The framework seeks to articulate broad areas of relationships and relational practices that may be expressed in many different ways based on individual, community, cultural, and other differences.  For example, we know that one might “express care” or “share power” differently in relationships with young people, depending on the culture, type of relationship (e.g., parent vs.friend vs. teacher), age and personality of the young person, community context and circumstances, and many other factors.  The framework gives a starting point for exploring how we might be more intentional in reflecting on and strengthening relationships without assuming that all relationships can or should be the same.

3. Relationships are not all that matters.

We believe that relationships are vital resources in young people’s development. But we know they are part of a larger system or ecology of development.  At a minimum, we can think of the relationships in young people’s lives as part of a three-part “system” for development (diagram), knowing that real life is more complex.  Each system includes both strengths and challenges.
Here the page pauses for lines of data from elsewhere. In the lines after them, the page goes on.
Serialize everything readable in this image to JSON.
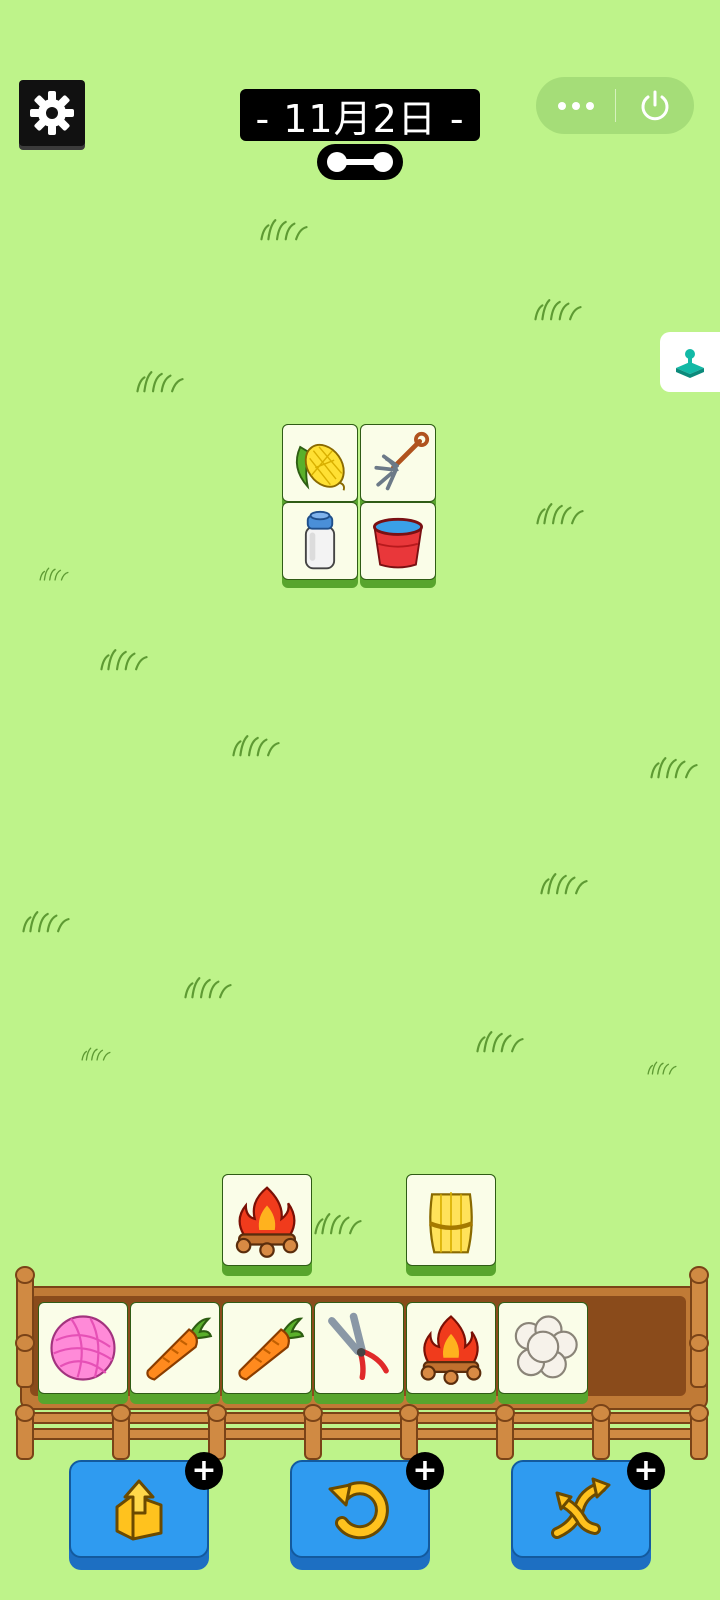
{
  "header": {
    "date_label": "- 11月2日 -",
    "settings_icon": "gear-icon",
    "progress_icon": "bone-progress-icon"
  },
  "capsule": {
    "more_icon": "more-dots-icon",
    "close_icon": "power-icon"
  },
  "side_widget": {
    "icon": "game-hub-icon"
  },
  "board": {
    "tiles": [
      "corn",
      "pitchfork",
      "milk-bottle",
      "red-bucket",
      "campfire",
      "wheat-bundle"
    ]
  },
  "rack": {
    "capacity": 7,
    "items": [
      "yarn-ball",
      "carrot",
      "carrot",
      "pruning-shears",
      "campfire",
      "wool"
    ]
  },
  "tools": [
    {
      "name": "move-out",
      "icon": "move-out-icon",
      "plus": "+"
    },
    {
      "name": "undo",
      "icon": "undo-icon",
      "plus": "+"
    },
    {
      "name": "shuffle",
      "icon": "shuffle-icon",
      "plus": "+"
    }
  ],
  "colors": {
    "background": "#bef38a",
    "tile_face": "#fafde8",
    "tile_base": "#58a52d",
    "tool_button": "#2f9bf0",
    "fence_wood": "#c07a36"
  }
}
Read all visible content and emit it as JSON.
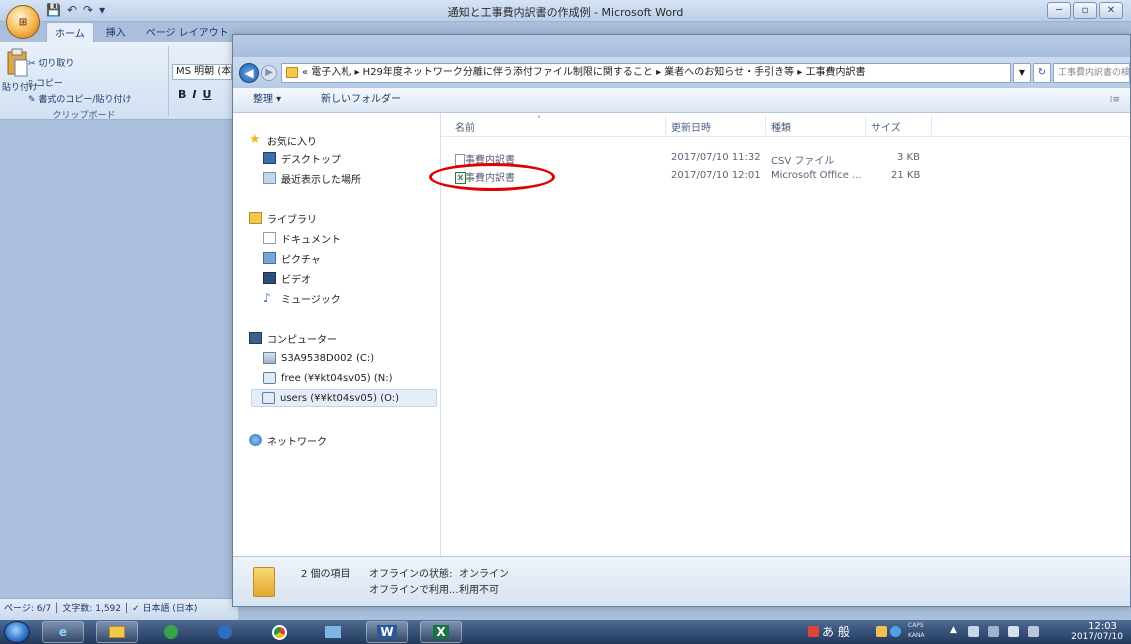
{
  "word": {
    "title": "通知と工事費内訳書の作成例 - Microsoft Word",
    "office_button": "Office",
    "quick_access": [
      "💾",
      "↶",
      "↷",
      "▾"
    ],
    "window_controls": [
      "─",
      "▫",
      "✕"
    ],
    "tabs": [
      "ホーム",
      "挿入",
      "ページ レイアウト"
    ],
    "clipboard": {
      "paste": "貼り付け",
      "cut": "切り取り",
      "copy": "コピー",
      "format_painter": "書式のコピー/貼り付け",
      "group_label": "クリップボード"
    },
    "font_name": "MS 明朝 (本",
    "format_buttons": [
      "B",
      "I",
      "U"
    ],
    "status_bar": "ページ: 6/7 │ 文字数: 1,592 │ ✓ 日本語 (日本)"
  },
  "explorer": {
    "breadcrumb": "« 電子入札 ▸ H29年度ネットワーク分離に伴う添付ファイル制限に関すること ▸ 業者へのお知らせ・手引き等 ▸ 工事費内訳書",
    "search_placeholder": "工事費内訳書の検索",
    "toolbar": {
      "organize": "整理 ▾",
      "new_folder": "新しいフォルダー",
      "view": "⁞≡"
    },
    "nav": {
      "favorites": "お気に入り",
      "desktop": "デスクトップ",
      "recent": "最近表示した場所",
      "libraries": "ライブラリ",
      "documents": "ドキュメント",
      "pictures": "ピクチャ",
      "videos": "ビデオ",
      "music": "ミュージック",
      "computer": "コンピューター",
      "drive_c": "S3A9538D002 (C:)",
      "drive_n": "free (¥¥kt04sv05) (N:)",
      "drive_o": "users (¥¥kt04sv05) (O:)",
      "network": "ネットワーク"
    },
    "columns": {
      "name": "名前",
      "modified": "更新日時",
      "type": "種類",
      "size": "サイズ"
    },
    "files": [
      {
        "name": "工事費内訳書",
        "modified": "2017/07/10 11:32",
        "type": "CSV ファイル",
        "size": "3 KB"
      },
      {
        "name": "工事費内訳書",
        "modified": "2017/07/10 12:01",
        "type": "Microsoft Office ...",
        "size": "21 KB"
      }
    ],
    "details": {
      "count": "2 個の項目",
      "offline_status_label": "オフラインの状態:",
      "offline_status": "オンライン",
      "offline_avail_label": "オフラインで利用...",
      "offline_avail": "利用不可"
    }
  },
  "taskbar": {
    "tray_text": "あ 般",
    "caps": "CAPS",
    "kana": "KANA",
    "time": "12:03",
    "date": "2017/07/10",
    "word_icon": "W",
    "excel_icon": "X"
  }
}
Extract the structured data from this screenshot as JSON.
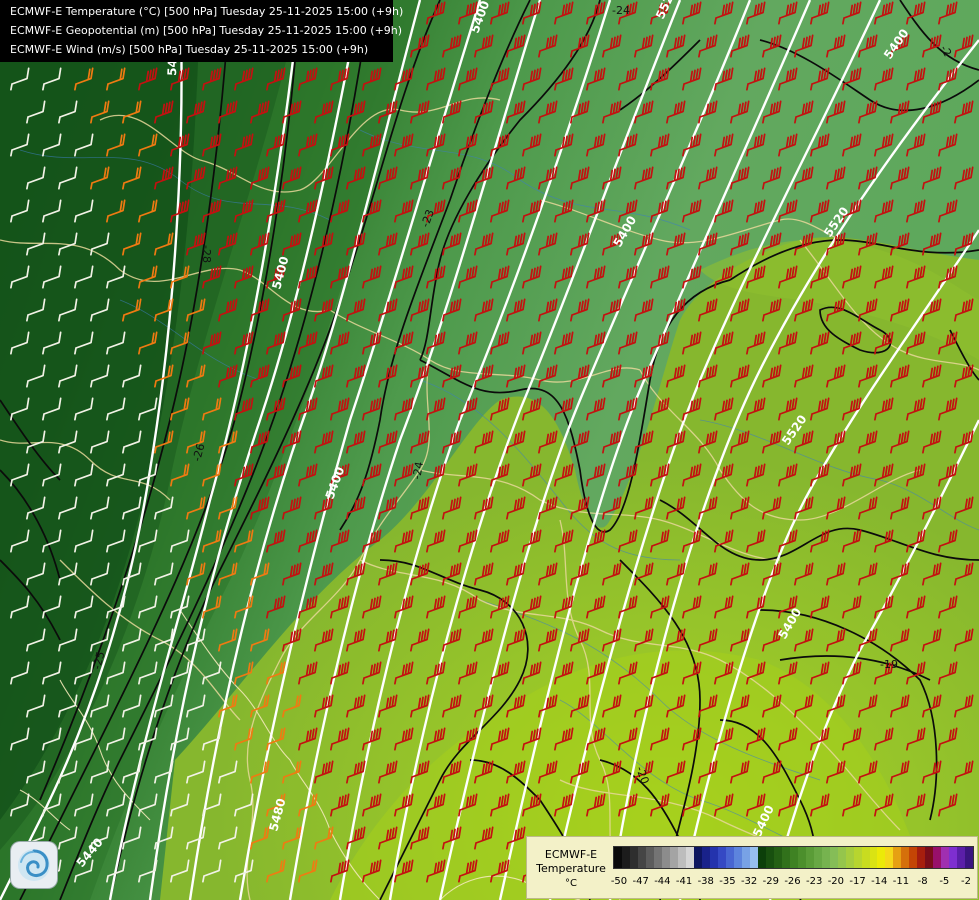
{
  "header": {
    "line1": "ECMWF-E Temperature (°C) [500 hPa] Tuesday 25-11-2025 15:00 (+9h)",
    "line2": "ECMWF-E Geopotential (m) [500 hPa] Tuesday 25-11-2025 15:00 (+9h)",
    "line3": "ECMWF-E Wind (m/s) [500 hPa] Tuesday 25-11-2025 15:00 (+9h)"
  },
  "legend": {
    "title_line1": "ECMWF-E",
    "title_line2": "Temperature",
    "unit": "°C",
    "colors": [
      "#0a0a0a",
      "#1c1c1c",
      "#2e2e2e",
      "#454545",
      "#5c5c5c",
      "#747474",
      "#8c8c8c",
      "#a4a4a4",
      "#bdbdbd",
      "#d5d5d5",
      "#0d1560",
      "#19228a",
      "#2433ad",
      "#3549c4",
      "#4866d2",
      "#5d84dd",
      "#78a2e6",
      "#97bfee",
      "#0c3f0a",
      "#18500f",
      "#246014",
      "#31711b",
      "#3f8223",
      "#4c8f2c",
      "#5a9c37",
      "#68a844",
      "#76b34f",
      "#85bd57",
      "#95c54c",
      "#a6cd3e",
      "#b7d52f",
      "#c8dc20",
      "#dae313",
      "#ecea08",
      "#f5d81a",
      "#e6a013",
      "#d5700b",
      "#c44505",
      "#a61e0e",
      "#7a0d1a",
      "#98106a",
      "#a02fb0",
      "#7e2fd0",
      "#5a1fa8",
      "#3a1580"
    ],
    "tick_labels": [
      "-50",
      "-47",
      "-44",
      "-41",
      "-38",
      "-35",
      "-32",
      "-29",
      "-26",
      "-23",
      "-20",
      "-17",
      "-14",
      "-11",
      "-8",
      "-5",
      "-2"
    ]
  },
  "map": {
    "geopotential_labels": [
      "5400",
      "5400",
      "5520",
      "5400",
      "5400",
      "5520",
      "5400",
      "5400",
      "5480",
      "5440",
      "5520",
      "5400",
      "5400",
      "5400",
      "5480",
      "5400"
    ],
    "temperature_labels": [
      "-24",
      "-28",
      "-23",
      "-26",
      "-24",
      "-25",
      "-19",
      "-20",
      "-2"
    ]
  }
}
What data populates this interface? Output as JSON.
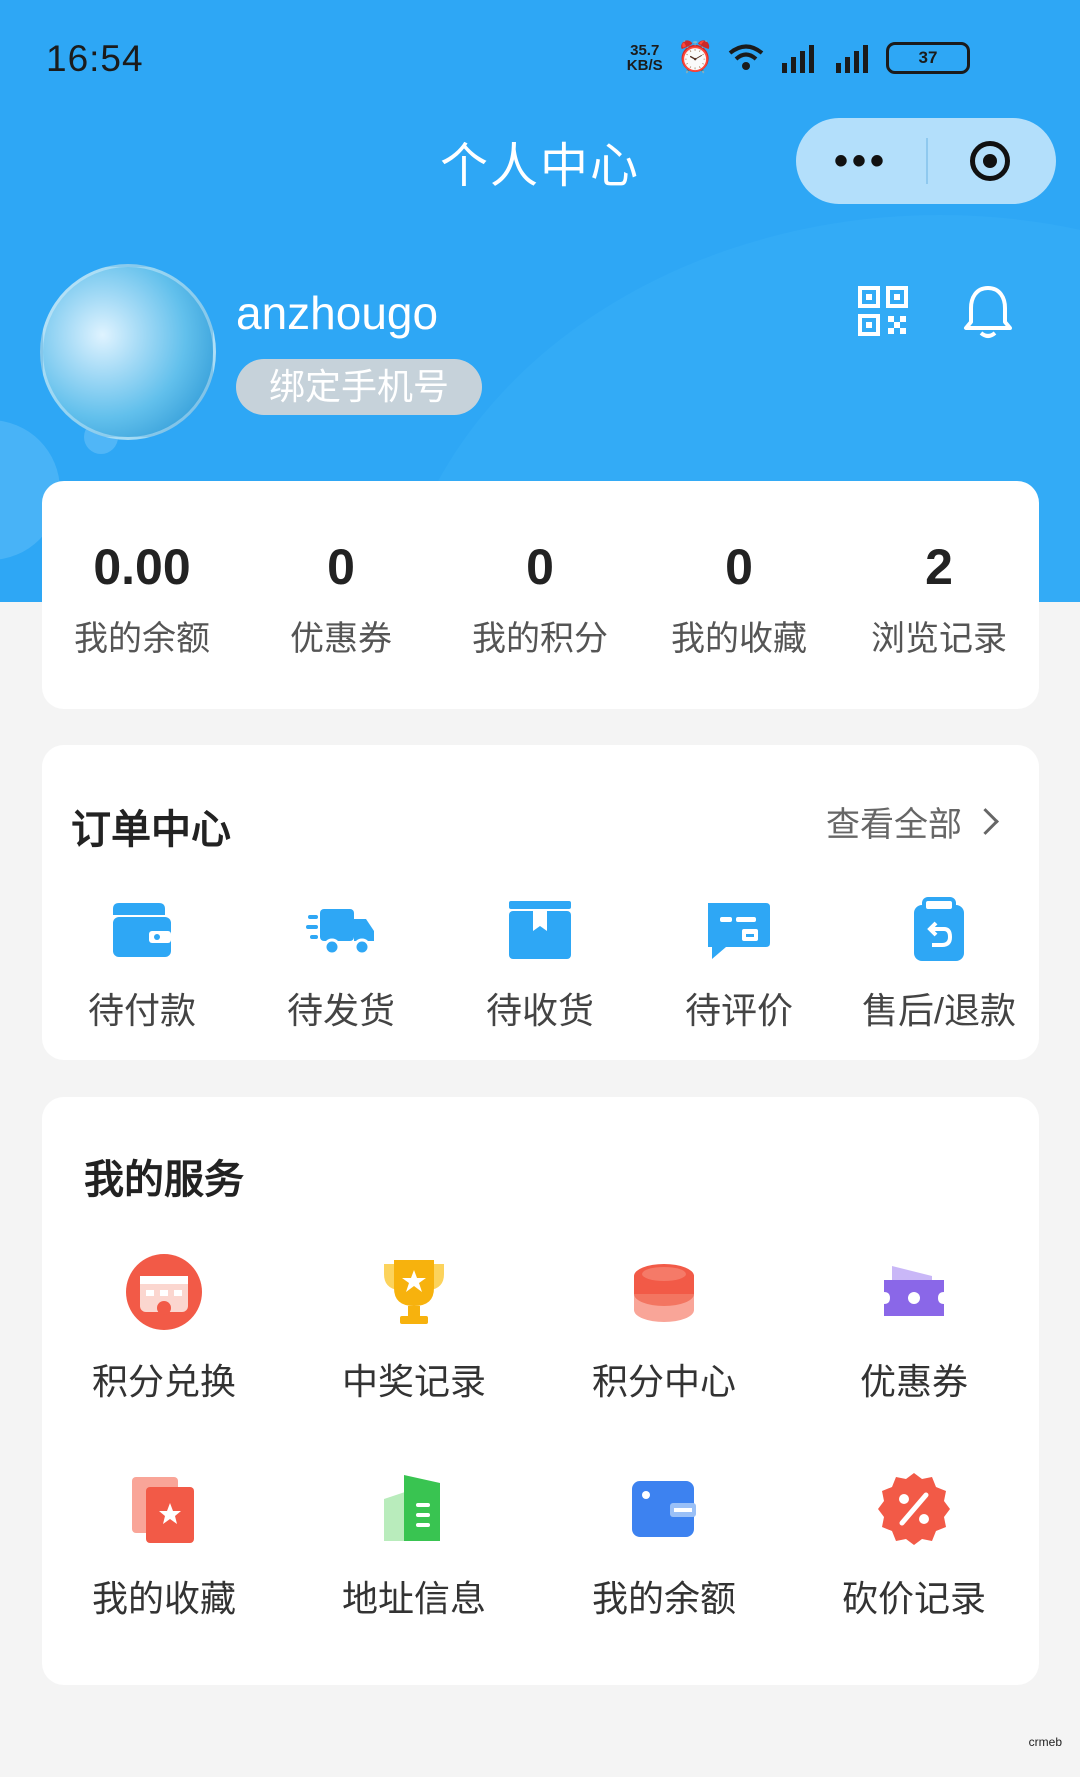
{
  "status_bar": {
    "time": "16:54",
    "speed_value": "35.7",
    "speed_unit": "KB/S",
    "battery": "37"
  },
  "header": {
    "title": "个人中心",
    "capsule_more": "•••"
  },
  "profile": {
    "username": "anzhougo",
    "bind_phone": "绑定手机号"
  },
  "stats": [
    {
      "value": "0.00",
      "label": "我的余额"
    },
    {
      "value": "0",
      "label": "优惠券"
    },
    {
      "value": "0",
      "label": "我的积分"
    },
    {
      "value": "0",
      "label": "我的收藏"
    },
    {
      "value": "2",
      "label": "浏览记录"
    }
  ],
  "orders": {
    "title": "订单中心",
    "view_all": "查看全部",
    "items": [
      {
        "label": "待付款",
        "icon": "wallet-icon"
      },
      {
        "label": "待发货",
        "icon": "truck-icon"
      },
      {
        "label": "待收货",
        "icon": "box-icon"
      },
      {
        "label": "待评价",
        "icon": "comment-icon"
      },
      {
        "label": "售后/退款",
        "icon": "refund-icon"
      }
    ],
    "accent": "#2ea7f5"
  },
  "services": {
    "title": "我的服务",
    "items": [
      {
        "label": "积分兑换",
        "icon": "points-exchange-icon"
      },
      {
        "label": "中奖记录",
        "icon": "trophy-icon"
      },
      {
        "label": "积分中心",
        "icon": "coin-stack-icon"
      },
      {
        "label": "优惠券",
        "icon": "coupon-icon"
      },
      {
        "label": "我的收藏",
        "icon": "favorite-star-icon"
      },
      {
        "label": "地址信息",
        "icon": "address-icon"
      },
      {
        "label": "我的余额",
        "icon": "balance-card-icon"
      },
      {
        "label": "砍价记录",
        "icon": "discount-badge-icon"
      }
    ]
  },
  "watermark": "crmeb",
  "colors": {
    "header_bg": "#2ea7f5",
    "page_bg": "#f4f4f4"
  }
}
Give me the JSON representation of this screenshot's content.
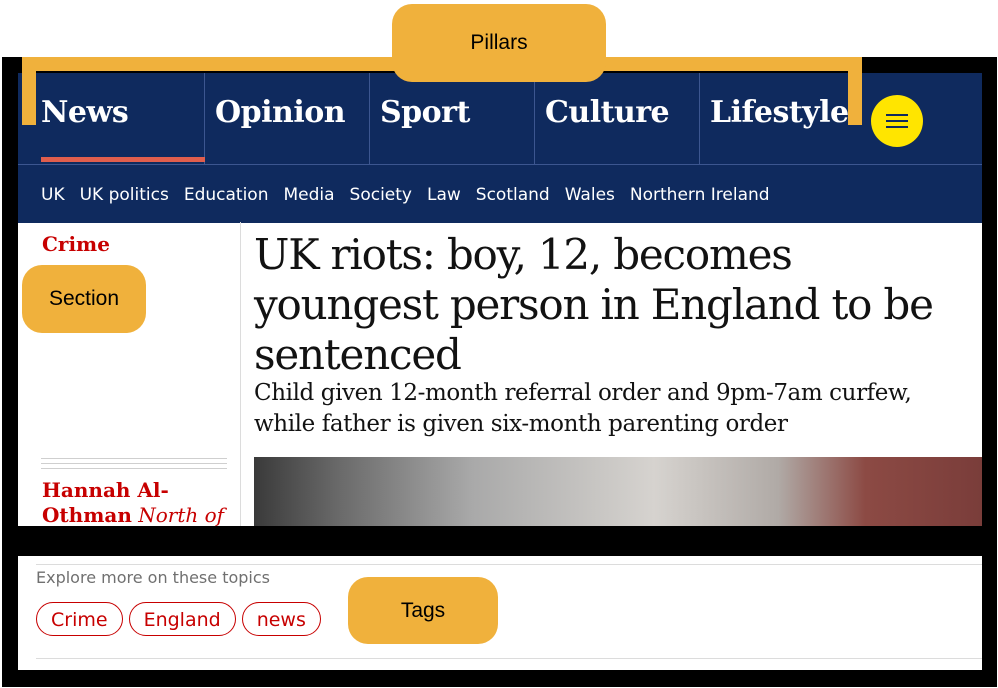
{
  "pillars": [
    "News",
    "Opinion",
    "Sport",
    "Culture",
    "Lifestyle"
  ],
  "subnav": [
    "UK",
    "UK politics",
    "Education",
    "Media",
    "Society",
    "Law",
    "Scotland",
    "Wales",
    "Northern Ireland"
  ],
  "article": {
    "section": "Crime",
    "headline": "UK riots: boy, 12, becomes youngest person in England to be sentenced",
    "standfirst": "Child given 12-month referral order and 9pm-7am curfew, while father is given six-month parenting order",
    "byline_name": "Hannah Al-Othman",
    "byline_title": "North of"
  },
  "topics": {
    "label": "Explore more on these topics",
    "tags": [
      "Crime",
      "England",
      "news"
    ]
  },
  "annotations": {
    "pillars": "Pillars",
    "section": "Section",
    "tags": "Tags"
  },
  "colors": {
    "nav_background": "#0f2a5e",
    "accent_red": "#c70000",
    "underline": "#e05e4d",
    "menu_button": "#ffe500",
    "callout": "#f0b13c"
  },
  "icons": {
    "menu": "hamburger-menu-icon"
  }
}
In a system, each part influences the other.  So, for example, strong relationships and building individual self-management skills can help to mitigate (not eliminate) the challenge of bias or discrimination a young person may experience. On the other hand, reducing institutional racism, bias, or toxic stress in a community, school, or other setting can make it easier to form strong relationships and for young people to focus on developing the skills, attitudes, and other strengths they need to thrive.

4. The Developmental Relationships Framework builds on Search Institute’s work on Developmental Assets.

Search Institute’s signature framework of Developmental Assets—along with a plethora of other research in the field—is a key building block for Search Institute’s newer work on developmental relationships.  In addition, the developmental relationships offer a concrete, focused tool for putting into practice a core asset-building message: Assets are built primarily through relationships. Learn more about the bridges between Developmental Assets and developmental relationships.

5. The framework will continue to improve.

The five elements and 20 actions we have identified in the Developmental Relationships Framework do not capture everything that’s important in relationships. Nor do they fully reflect the rich diversity of practical wisdom and scientific findings available regarding relationships in young people’s lives. We welcome feedback on where we have missed the mark as well as opportunities to learn with others about how the framework might be aligned or misaligned in different cultures, contexts, or types of relationships.